Lottery is a form of gambling in which people purchase tickets for a chance to win a large cash prize. Most governments regulate the lottery and a percentage of proceeds are often donated to good causes. People play the lottery for a variety of reasons, from pure impulse to a desire for instant riches. Many states also run their own private lotteries, which are usually less lucrative but offer a greater chance of winning.
Regardless of the reason, most Americans play the lottery at least once in their lifetimes. The most common games include Powerball, Mega Millions, and state pick-3 lotteries. Despite the low odds of winning, there are some tricks that can help players improve their chances of success.
One of the most important things to remember when playing the lottery is that it is a game of chance. While it is true that you can increase your chances of winning by purchasing more tickets, this method is not foolproof. It is also important to be aware of the rules of the lottery you are playing. The best way to do this is to read the rules of your specific lottery before buying a ticket.
The first lotteries appeared in Europe in the 15th century, with towns trying to raise money to fortify defenses or aid the poor. Francis I of France permitted the establishment of public lotteries in several cities in the 1600s, and their popularity increased.
In the United States, lotteries began to grow in popularity after World War II, when states needed funds for a wide array of public services. They saw them as a painless way to collect taxes without increasing burdens on the middle class and working classes.
Some lotteries were used to provide a variety of goods and services, from units in subsidized housing blocks to kindergarten placements at reputable schools. The most famous example was the lottery won by Denmark Vesey, an enslaved man in Charleston, South Carolina, who used the money to buy his freedom. The same religious and moral sensibilities that led to the abolition of slavery helped turn the tide against gambling in general in the 1800s, Matheson says. This was largely due to corruption, as organizers could sell tickets and abscond with the proceeds without awarding prizes.
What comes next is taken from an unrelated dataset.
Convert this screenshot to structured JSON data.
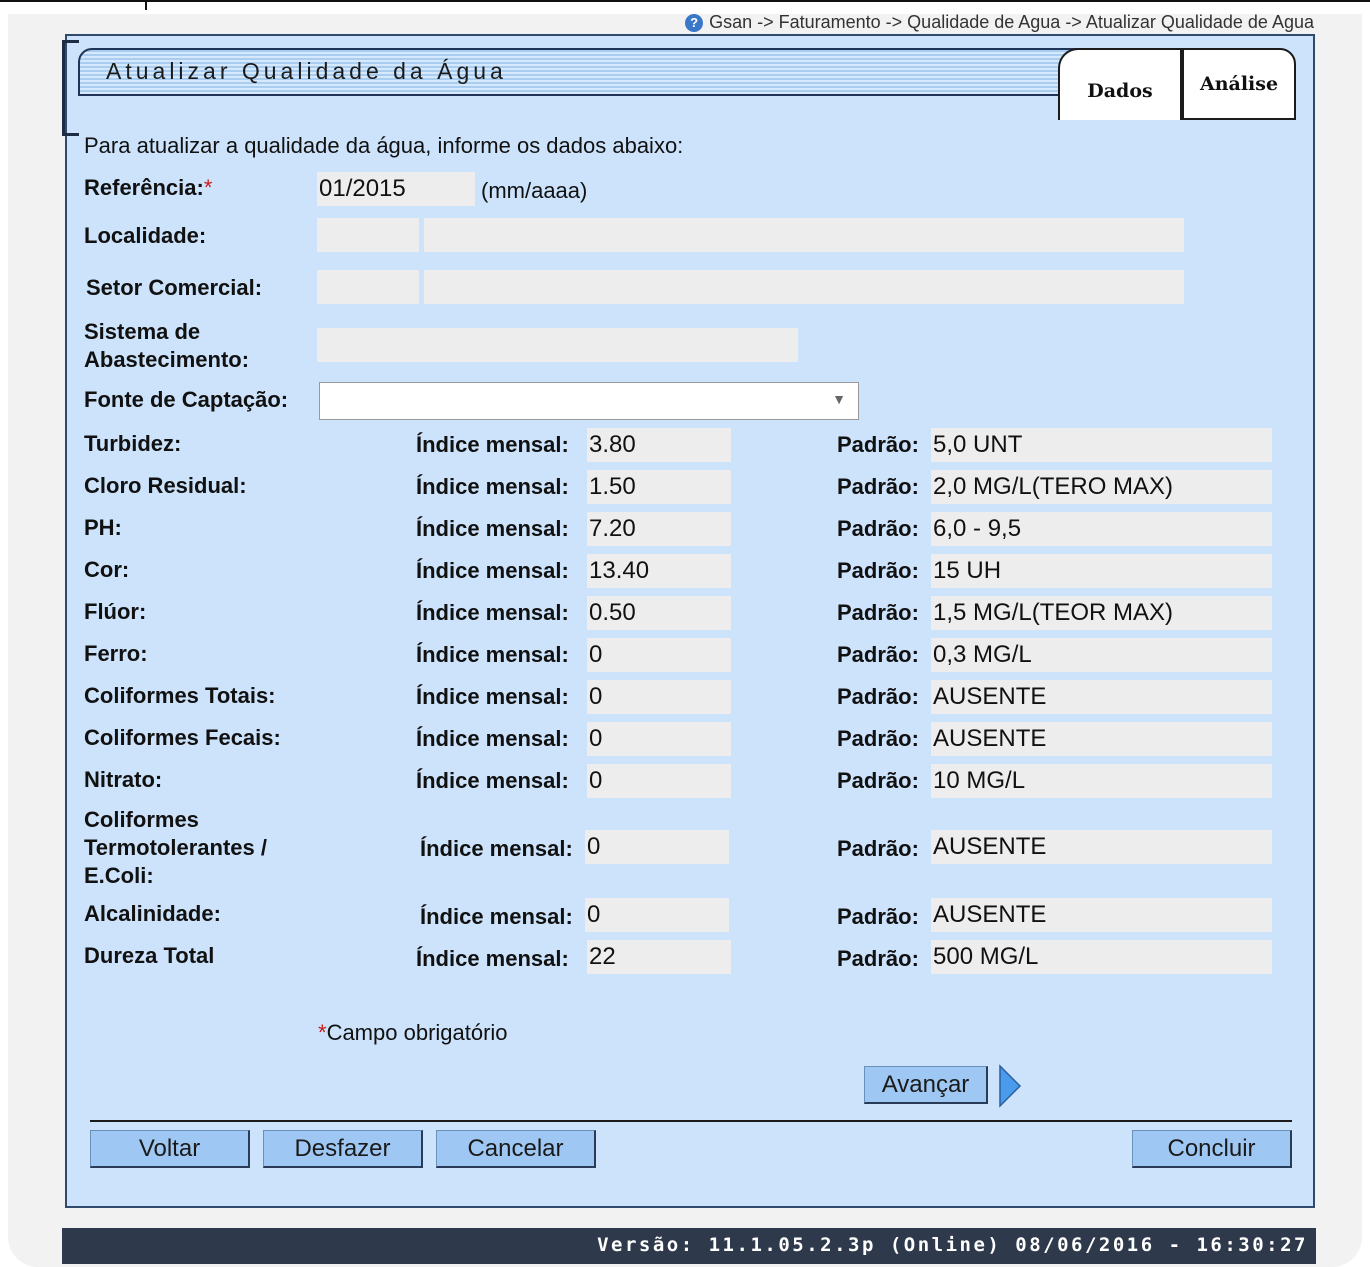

The most recent statistics show that 50 percent of Americans buy a lottery ticket at least once a year. The players are disproportionately lower-income, less educated, nonwhite, and male. In addition to buying a ticket, they spend hours or even days dreaming about the prize they would receive in the event of victory. The value of this time is difficult to measure, but it is clear that these players are irrationally optimistic. The hope of winning the lottery, however improbable it may be, gives them something to hold onto in an uncertain economy. The truth is, though, that there are more likely ways to achieve wealth in this country than winning the lottery.